The biggest impact on the industry in the UK has come from a mix of consumer demand for recycled and recyclable packaging, and government persuasion in the form of the Plastic Tax on packaging made solely from oil-based plastics. The industry has responded to these twin pressures with innovation across the board.
Think of it as the Pringles Tube Problem. Packaging that is composed of multiple materials glued together is difficult to disassemble and recycle. The old Pringles tube had a steel base, aluminium foil-lined cardboard tube, metal tear off inner seal and plastic lid. It was a recycler’s nightmare. The development team at brand owner Kellogg’s took 5 years to design a replacement that could be tossed into household kerbside recycling boxes.
The holy grail of simple recycling is monomaterial packaging and we observe the whole industry gradually shifting in this direction. Colgate recently removed aluminium from their toothpaste tubes, launching a tube that is 100% HDPE (a fully recyclable plastic) and, commendably, they shared the technology with other manufacturers so they could also produce recyclable squeezy tubes.
Cutting Edge Technology
There have been a couple of innovations in plastic technology in recent years that really have the potential to shake up the industry if they prove to be scalable and are adopted on a large scale.
VolCat for Textiles
There was a big announcement and lots of press about IBM’s VolCat device when it debuted in 2019. The seeming miracle machine took in any old dirty plastic that was combined with other materials and used a “volatile catalyst” (hence the name) to unthread the PET plastic from its contaminants and separate it into pure pellets of PET that could be used for manufacture.
News of the VolCat technology then went quiet for a while, but late last year there were some stories in the trade and business press that the former CEO sportswear manufacturer Under Armour was heading up a new firm aiming to use the VolCat technology to meet increasing demand for recycled PET in textiles.
Bacteria That Can Break Down Waste Plastic
Committed readers of this blog may recall that we wrote about the catchily-named bacterium Ideonella-Sakaiensis 201-F6 in a post about plasticophagic organisms back in 2016. We revisited the story in 2018 when scientists revealed that they had isolated the enzyme that the bacterium uses to break down the plastic. And there have been further developments since. The Guardian reported in September 2023 that
“...a French company named Carbios has been running an operation that uses a bacterial enzyme to process about 250kg of PET plastic waste every day, breaking it down into its precursor molecules, which can then be made directly into new plastic.”

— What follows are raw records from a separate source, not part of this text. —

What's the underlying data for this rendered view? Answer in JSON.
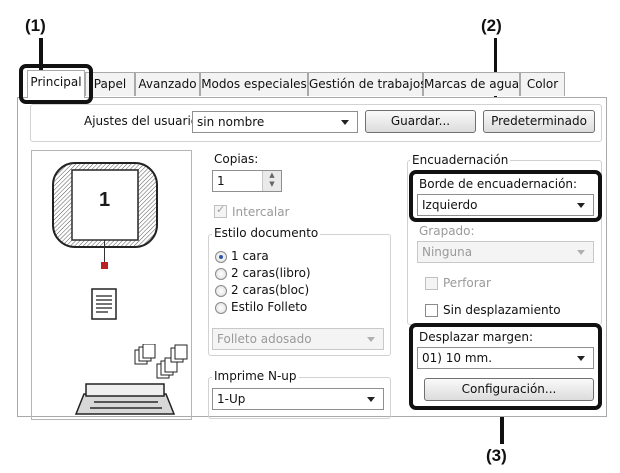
{
  "callouts": [
    "(1)",
    "(2)",
    "(3)"
  ],
  "tabs": [
    "Principal",
    "Papel",
    "Avanzado",
    "Modos especiales",
    "Gestión de trabajos",
    "Marcas de agua",
    "Color"
  ],
  "user_settings": {
    "label": "Ajustes del usuario:",
    "value": "sin nombre",
    "save_button": "Guardar...",
    "default_button": "Predeterminado"
  },
  "preview": {
    "page_number": "1"
  },
  "copies": {
    "label": "Copias:",
    "value": "1",
    "collate_label": "Intercalar"
  },
  "document_style": {
    "title": "Estilo documento",
    "options": [
      "1 cara",
      "2 caras(libro)",
      "2 caras(bloc)",
      "Estilo Folleto"
    ],
    "selected": "1 cara",
    "booklet_select": "Folleto adosado"
  },
  "n_up": {
    "title": "Imprime N-up",
    "value": "1-Up"
  },
  "binding": {
    "group_title": "Encuadernación",
    "edge_label": "Borde de encuadernación:",
    "edge_value": "Izquierdo",
    "stapling_label": "Grapado:",
    "stapling_value": "Ninguna",
    "punch_label": "Perforar",
    "no_offset_label": "Sin desplazamiento"
  },
  "margin_shift": {
    "label": "Desplazar margen:",
    "value": "01) 10 mm.",
    "config_button": "Configuración..."
  },
  "colors": {
    "highlight": "#111111",
    "accent_radio": "#2b55a8"
  }
}
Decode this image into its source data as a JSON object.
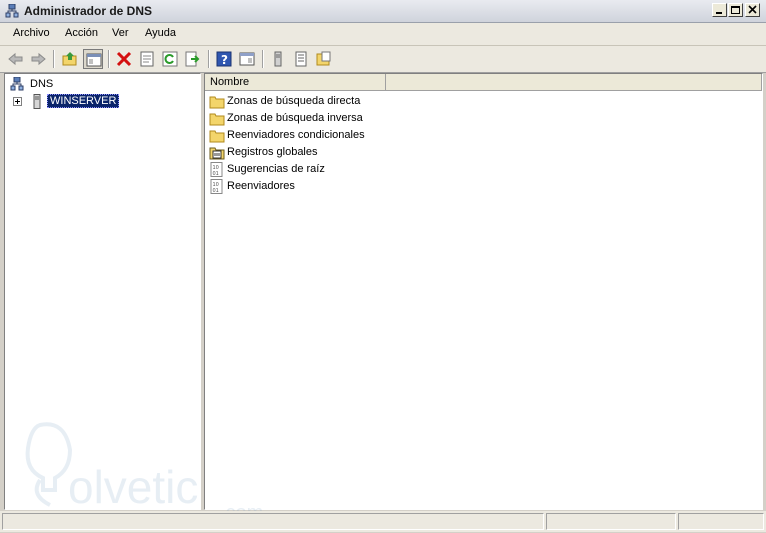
{
  "window": {
    "title": "Administrador de DNS"
  },
  "menu": [
    "Archivo",
    "Acción",
    "Ver",
    "Ayuda"
  ],
  "toolbar": {
    "buttons": [
      "back-icon",
      "forward-icon",
      "up-folder-icon",
      "show-tree-icon",
      "delete-icon",
      "properties-icon",
      "refresh-icon",
      "export-icon",
      "help-icon",
      "console-icon",
      "server-icon",
      "list-icon",
      "folder-options-icon"
    ]
  },
  "tree": {
    "root": "DNS",
    "server": "WINSERVER"
  },
  "list": {
    "column": "Nombre",
    "items": [
      {
        "label": "Zonas de búsqueda directa",
        "icon": "folder-icon"
      },
      {
        "label": "Zonas de búsqueda inversa",
        "icon": "folder-icon"
      },
      {
        "label": "Reenviadores condicionales",
        "icon": "folder-icon"
      },
      {
        "label": "Registros globales",
        "icon": "global-records-icon"
      },
      {
        "label": "Sugerencias de raíz",
        "icon": "binary-file-icon"
      },
      {
        "label": "Reenviadores",
        "icon": "binary-file-icon"
      }
    ]
  },
  "watermark": {
    "text": "olvetic",
    "suffix": ".com"
  },
  "colors": {
    "selection": "#0a246a",
    "folder": "#f3d56b"
  }
}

Carbios has plans to open a plant that can process 150 tonnes per day in 2025. And with demand for Post Consumer Recycled plastics on the rise, it seems likely that other companies will follow the French innovator’s’ lead.

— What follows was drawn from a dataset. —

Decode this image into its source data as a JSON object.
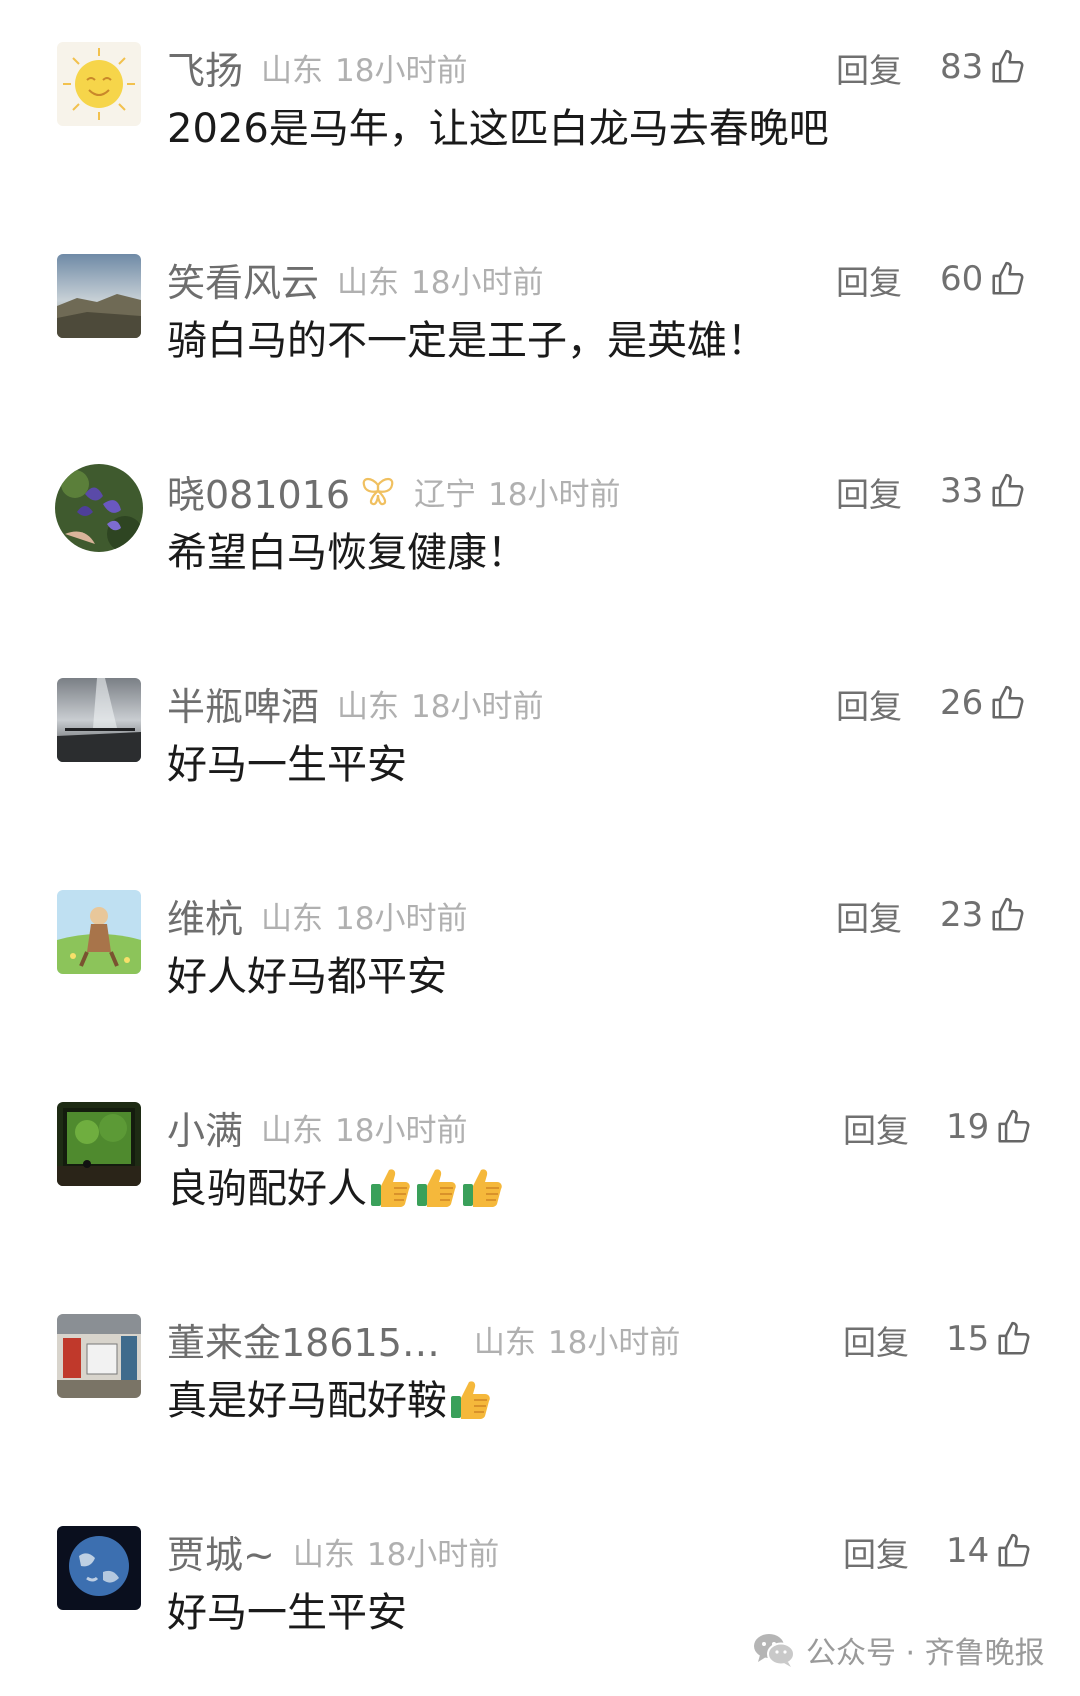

AI Packaging Trends
Artificial Intelligence has swept into the public consciousness in the last year or so and its influence is everywhere. In the packaging industry, machine learning technology is being used to improve packaging, production and distribution. For instance, in companies with huge shipping portfolios, AI could be programmed on packing data and real package damage reports to produce guidelines for safer packaging of products. It has been reported that Amazon is already doing this.
At Coda Plastics Ltd, we consider plastic to be a fantastic resource material. We already recycle our own waste plastics and work with Post Consumer Recycled plastics to save our clients from paying the Plastic Tax. If you would like your product developed and manufactured by a company with a responsible approach to plastics recycling, please get in touch. You can call us on +44 1692 501 020 or email firstname.lastname@example.org.